Pike takes $10,000 at second Ice Castle Classic [Video]
Watson, Minn. — The Second Annual Ice Castle Classic on Lac qui Parle Lake couldn’t have been much more different this year than the inaugural first year of the ice fishing tournament last year.
For starters, the weather, with the temperatures in the 30s and partly cloudy, partly blue skies, was just about perfect. Last year, the thermometer barely got over 8 degrees (which makes a difference when there’s a four-hour set-up period preceding the start).
But the fish were a different story this year in a big way. Last year, only five fish were weighed in – the winning entry a 16-pound smallmouth buffalo, a rough fish – meaning that most of the 50 prizes, including three Ice Castle wheel houses, had to be drawn for at the conclusion of the tournament.
This year, there were more than 100 fish entered in the contest in the first hour alone, with cheers erupting frequently from the tournament field that was double the size of last year. About 1.2 square miles of ice had been Swiss-cheesed with more than 7,000 holes the night before by local volunteer fire departments, according to Chad Hepler, of Ice Castle.
In total, there were 122 fish weighed in, and the weigh-in slowed down once many realized that it was going to take at least a 1-pound fish to finish in the top 50. There were 2,261 tickets sold for the tournament, but it’s unclear how many attended since anglers could fish two holes but needed a ticket per hole. Of the top 50 fish, 35 were northern pike, but also in the money were channel catfish, crappies (the largest weighed 1.72 pounds), and sheepshead. Walleyes, bullheads, yellow perch, and white bass were also caught but fell short. The last fish to score a prize was a 1.03-pound sheepshead.
“The lake redeemed itself,” Hepler said. “After we only (had) five fish last year, a lot of people anticipated we’d go into a drawing again,”

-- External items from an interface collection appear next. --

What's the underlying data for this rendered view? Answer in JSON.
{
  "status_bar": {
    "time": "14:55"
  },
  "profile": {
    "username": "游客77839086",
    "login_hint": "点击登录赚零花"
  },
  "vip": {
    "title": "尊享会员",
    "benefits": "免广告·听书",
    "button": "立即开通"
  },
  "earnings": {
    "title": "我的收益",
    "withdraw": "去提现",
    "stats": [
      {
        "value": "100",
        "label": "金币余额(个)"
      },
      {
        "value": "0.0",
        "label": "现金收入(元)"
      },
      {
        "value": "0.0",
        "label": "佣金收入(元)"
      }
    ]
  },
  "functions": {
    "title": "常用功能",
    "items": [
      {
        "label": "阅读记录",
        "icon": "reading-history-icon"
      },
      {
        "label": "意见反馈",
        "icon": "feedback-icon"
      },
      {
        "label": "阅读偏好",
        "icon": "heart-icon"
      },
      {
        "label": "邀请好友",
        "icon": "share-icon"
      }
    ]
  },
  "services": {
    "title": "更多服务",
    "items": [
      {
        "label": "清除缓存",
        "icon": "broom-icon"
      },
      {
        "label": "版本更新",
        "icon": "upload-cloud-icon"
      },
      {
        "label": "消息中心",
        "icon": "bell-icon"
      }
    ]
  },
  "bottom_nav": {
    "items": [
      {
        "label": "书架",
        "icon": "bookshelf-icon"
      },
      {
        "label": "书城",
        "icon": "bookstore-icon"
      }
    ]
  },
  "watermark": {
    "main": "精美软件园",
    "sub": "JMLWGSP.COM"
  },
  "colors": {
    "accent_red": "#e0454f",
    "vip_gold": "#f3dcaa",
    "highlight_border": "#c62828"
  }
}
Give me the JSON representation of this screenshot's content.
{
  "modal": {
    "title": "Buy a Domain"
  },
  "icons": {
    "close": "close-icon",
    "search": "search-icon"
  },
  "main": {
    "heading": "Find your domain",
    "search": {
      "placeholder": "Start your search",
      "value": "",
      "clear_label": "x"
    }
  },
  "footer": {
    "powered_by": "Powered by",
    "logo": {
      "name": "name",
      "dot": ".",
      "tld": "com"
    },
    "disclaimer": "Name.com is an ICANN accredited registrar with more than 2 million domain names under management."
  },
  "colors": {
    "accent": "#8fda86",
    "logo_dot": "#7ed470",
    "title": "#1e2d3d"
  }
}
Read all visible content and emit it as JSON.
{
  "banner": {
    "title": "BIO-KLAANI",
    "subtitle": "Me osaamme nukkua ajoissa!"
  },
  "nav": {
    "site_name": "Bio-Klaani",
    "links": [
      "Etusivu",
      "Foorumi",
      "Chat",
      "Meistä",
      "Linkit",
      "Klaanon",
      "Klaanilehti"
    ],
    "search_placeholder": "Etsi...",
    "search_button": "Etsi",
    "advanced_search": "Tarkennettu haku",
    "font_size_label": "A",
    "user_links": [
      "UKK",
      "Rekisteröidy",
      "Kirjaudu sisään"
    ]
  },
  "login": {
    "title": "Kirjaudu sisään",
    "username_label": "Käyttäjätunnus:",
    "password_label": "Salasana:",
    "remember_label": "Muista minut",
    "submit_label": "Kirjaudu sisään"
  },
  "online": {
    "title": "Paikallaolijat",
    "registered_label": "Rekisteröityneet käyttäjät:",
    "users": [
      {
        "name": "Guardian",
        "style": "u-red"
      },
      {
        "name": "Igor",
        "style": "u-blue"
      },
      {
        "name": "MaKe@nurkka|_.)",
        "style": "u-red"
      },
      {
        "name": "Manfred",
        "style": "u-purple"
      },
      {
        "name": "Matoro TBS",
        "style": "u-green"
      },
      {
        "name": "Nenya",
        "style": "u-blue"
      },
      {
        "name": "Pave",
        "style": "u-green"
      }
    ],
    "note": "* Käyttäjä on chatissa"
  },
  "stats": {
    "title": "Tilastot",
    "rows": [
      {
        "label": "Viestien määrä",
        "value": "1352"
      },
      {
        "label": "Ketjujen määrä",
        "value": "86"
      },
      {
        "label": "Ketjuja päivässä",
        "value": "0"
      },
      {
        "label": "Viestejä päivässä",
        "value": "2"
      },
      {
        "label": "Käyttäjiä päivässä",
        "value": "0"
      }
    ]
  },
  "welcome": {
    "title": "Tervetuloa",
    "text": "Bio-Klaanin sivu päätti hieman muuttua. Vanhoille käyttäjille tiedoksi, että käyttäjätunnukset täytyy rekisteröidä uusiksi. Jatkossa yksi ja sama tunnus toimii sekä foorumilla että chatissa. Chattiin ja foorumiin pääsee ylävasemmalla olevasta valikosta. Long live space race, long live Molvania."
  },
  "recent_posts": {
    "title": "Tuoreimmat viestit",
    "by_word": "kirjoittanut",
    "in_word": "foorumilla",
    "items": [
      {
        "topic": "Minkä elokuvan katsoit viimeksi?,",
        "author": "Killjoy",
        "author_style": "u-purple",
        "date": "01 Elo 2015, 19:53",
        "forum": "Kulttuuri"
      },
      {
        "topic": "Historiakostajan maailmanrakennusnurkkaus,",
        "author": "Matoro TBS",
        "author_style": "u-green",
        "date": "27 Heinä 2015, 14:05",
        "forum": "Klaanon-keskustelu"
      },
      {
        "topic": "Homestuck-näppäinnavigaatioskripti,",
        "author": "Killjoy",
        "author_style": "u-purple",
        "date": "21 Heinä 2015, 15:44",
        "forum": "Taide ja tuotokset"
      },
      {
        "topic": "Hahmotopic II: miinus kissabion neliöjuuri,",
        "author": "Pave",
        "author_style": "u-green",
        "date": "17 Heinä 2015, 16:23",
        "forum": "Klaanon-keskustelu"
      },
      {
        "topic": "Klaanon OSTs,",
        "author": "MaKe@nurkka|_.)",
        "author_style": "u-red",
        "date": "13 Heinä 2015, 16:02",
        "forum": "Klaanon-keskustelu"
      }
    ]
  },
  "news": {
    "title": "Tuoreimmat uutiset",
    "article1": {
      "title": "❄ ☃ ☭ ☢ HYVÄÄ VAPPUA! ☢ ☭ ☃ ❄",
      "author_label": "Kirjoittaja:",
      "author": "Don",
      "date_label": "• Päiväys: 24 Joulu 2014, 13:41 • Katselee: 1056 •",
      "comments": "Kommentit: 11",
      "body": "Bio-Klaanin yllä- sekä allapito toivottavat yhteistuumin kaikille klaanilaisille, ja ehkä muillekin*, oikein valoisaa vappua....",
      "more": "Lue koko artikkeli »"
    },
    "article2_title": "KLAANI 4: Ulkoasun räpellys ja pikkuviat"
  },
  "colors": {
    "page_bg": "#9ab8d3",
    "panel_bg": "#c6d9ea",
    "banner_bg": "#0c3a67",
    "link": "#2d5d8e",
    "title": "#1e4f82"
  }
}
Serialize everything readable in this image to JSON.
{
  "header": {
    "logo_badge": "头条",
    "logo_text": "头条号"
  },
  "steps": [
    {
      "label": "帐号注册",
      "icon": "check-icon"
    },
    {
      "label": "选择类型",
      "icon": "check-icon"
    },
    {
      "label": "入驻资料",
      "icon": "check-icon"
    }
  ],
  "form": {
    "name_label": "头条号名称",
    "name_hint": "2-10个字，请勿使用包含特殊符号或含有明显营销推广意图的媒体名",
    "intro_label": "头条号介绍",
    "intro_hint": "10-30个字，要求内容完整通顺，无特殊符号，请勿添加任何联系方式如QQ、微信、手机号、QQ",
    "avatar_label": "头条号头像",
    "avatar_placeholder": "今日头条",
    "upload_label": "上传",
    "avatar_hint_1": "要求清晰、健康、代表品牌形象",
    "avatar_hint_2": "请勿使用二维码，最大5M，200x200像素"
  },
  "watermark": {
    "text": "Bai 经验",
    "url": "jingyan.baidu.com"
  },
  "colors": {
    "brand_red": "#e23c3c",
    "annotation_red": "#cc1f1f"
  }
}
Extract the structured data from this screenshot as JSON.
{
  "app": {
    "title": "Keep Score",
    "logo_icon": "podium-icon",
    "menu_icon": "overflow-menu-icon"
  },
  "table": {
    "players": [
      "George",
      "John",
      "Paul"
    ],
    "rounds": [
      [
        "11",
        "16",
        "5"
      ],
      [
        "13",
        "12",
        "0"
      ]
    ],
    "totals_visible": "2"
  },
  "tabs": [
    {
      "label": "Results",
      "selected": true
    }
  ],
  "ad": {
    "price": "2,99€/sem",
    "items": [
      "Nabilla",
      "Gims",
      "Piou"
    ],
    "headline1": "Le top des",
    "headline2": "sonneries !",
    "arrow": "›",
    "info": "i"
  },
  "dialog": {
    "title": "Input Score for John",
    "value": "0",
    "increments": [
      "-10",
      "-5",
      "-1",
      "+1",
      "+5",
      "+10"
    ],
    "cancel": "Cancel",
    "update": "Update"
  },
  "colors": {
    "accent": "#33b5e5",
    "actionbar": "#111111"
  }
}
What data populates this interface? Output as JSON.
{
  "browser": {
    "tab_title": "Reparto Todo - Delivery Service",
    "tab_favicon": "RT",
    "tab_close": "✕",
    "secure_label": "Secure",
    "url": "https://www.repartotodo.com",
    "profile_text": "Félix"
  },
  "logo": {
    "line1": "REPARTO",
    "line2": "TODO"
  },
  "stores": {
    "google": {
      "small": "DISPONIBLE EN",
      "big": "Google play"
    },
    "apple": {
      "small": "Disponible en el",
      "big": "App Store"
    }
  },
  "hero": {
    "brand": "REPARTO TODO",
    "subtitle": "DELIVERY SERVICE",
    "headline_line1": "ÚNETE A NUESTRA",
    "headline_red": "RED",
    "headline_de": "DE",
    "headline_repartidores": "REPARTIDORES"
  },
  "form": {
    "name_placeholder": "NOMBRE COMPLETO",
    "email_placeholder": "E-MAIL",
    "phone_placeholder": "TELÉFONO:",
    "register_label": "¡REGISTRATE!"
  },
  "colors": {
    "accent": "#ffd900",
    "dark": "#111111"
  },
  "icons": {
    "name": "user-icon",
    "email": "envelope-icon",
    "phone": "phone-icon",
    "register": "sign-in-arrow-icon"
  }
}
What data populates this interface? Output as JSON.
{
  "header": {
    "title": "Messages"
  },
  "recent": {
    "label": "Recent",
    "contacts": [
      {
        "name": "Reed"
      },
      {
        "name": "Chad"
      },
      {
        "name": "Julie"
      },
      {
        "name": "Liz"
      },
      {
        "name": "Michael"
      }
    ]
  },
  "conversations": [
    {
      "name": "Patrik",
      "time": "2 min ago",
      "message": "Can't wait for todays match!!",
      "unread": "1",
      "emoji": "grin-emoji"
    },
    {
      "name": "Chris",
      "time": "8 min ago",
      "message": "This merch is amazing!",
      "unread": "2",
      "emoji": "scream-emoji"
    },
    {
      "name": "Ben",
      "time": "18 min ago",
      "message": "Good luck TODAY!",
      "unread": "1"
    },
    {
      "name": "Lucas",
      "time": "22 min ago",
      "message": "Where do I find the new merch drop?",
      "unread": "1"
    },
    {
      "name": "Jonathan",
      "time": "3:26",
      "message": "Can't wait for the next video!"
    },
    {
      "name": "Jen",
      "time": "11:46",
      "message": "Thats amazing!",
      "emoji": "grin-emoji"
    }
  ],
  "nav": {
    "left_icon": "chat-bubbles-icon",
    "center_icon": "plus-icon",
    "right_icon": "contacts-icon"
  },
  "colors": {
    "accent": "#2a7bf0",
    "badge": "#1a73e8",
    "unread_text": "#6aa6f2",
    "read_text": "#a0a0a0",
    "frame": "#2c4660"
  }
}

But, within the first minute, anglers were running toward the weigh-in station (ties are broken by the first fish to be weighed in), and Lucas Christians, of Montevideo, was the first to get to the weigh in with a northern pike that weighed 1.68 pounds. That left him in 25th place and the winner of a Jiffy ice auger after all was said and done.
“I had dropped my jig right after the start, gave it a few quick jigs, and a few seconds later, I had a northern through the hole,” Christians said.
But the biggest fish was caught by Eric Tolzmann, of St. Paul, who won $10,000 with the 4.12-pound northern pike he caught in the final hour of the tournament.
“I’ve never won anything before,” Tolzmann said.
Tolzmann was fishing with his son, Jerry, grandson Dalton Tolzmann, and his grandson’s girlfriend, Laura Rakow. As soon as he hooked into the fish, knowing the leader was under four pounds, Tolzmann, 69, had a good feeling about the pike, which he said he battled for under 10 minutes.
“I thought, ‘This could be it,’ ” Tolzmann said.
Tolzmann said the fish was the only one he caught all day. He landed it on 15-pound test and a 31⁄2-inch sucker minnow on a bare hook with a split shot sinker about 18 inches off the bottom in about 10 feet of water.
Tolzmann wasn’t using electronics because he didn’t think they were allowed in the tournament.
“This one I’ll remember more than any of them,” Tolzmann said, recalling that the biggest northern he’s ever caught was about 24 pounds. “And I love fishing pike and bluegills.”
Despite being beat out by Tolzmann, second-place winner Jonathan Rodriguez, of Benson, said he felt like he got the best prize. His 3.85-pound channel catfish won him the biggest and most valuable Ice Castle wheel house of the three that could be won, a 16-footer valued at about $18,000.
The catfish was the only thing he caught all day, and when it bit, he let the fish chew on his jig, which was tipped with a crappie minnow. The fish first appeared on his electronics and Rodriguez assumed it was a pike.
“I had a feeling on the drive out here today that there was going to be a lot of fish caught,” Rodriguez said, as he and friends checked out the shiny grey wheel house, almost in disbelief that it was his. “I own a homemade (fish house) and I take it out to fish all of the time. This is going to be incredible to use.”
By a shade, Rodriguez beat out Ghent’s Zach Burns, who caught a 3.65-pound catfish for third place and a 14-foot Ice Castle wheel house that excited Burns’ father, Willard, as much as anybody.
The elder Burns was fishing with his one son (his other son couldn’t make the trip), but said some years ago he had won a boat that both of his sons have used quite a bit over the years.
“So now it’s my turn to use this,” he said. “That’ll be my retirement shack.”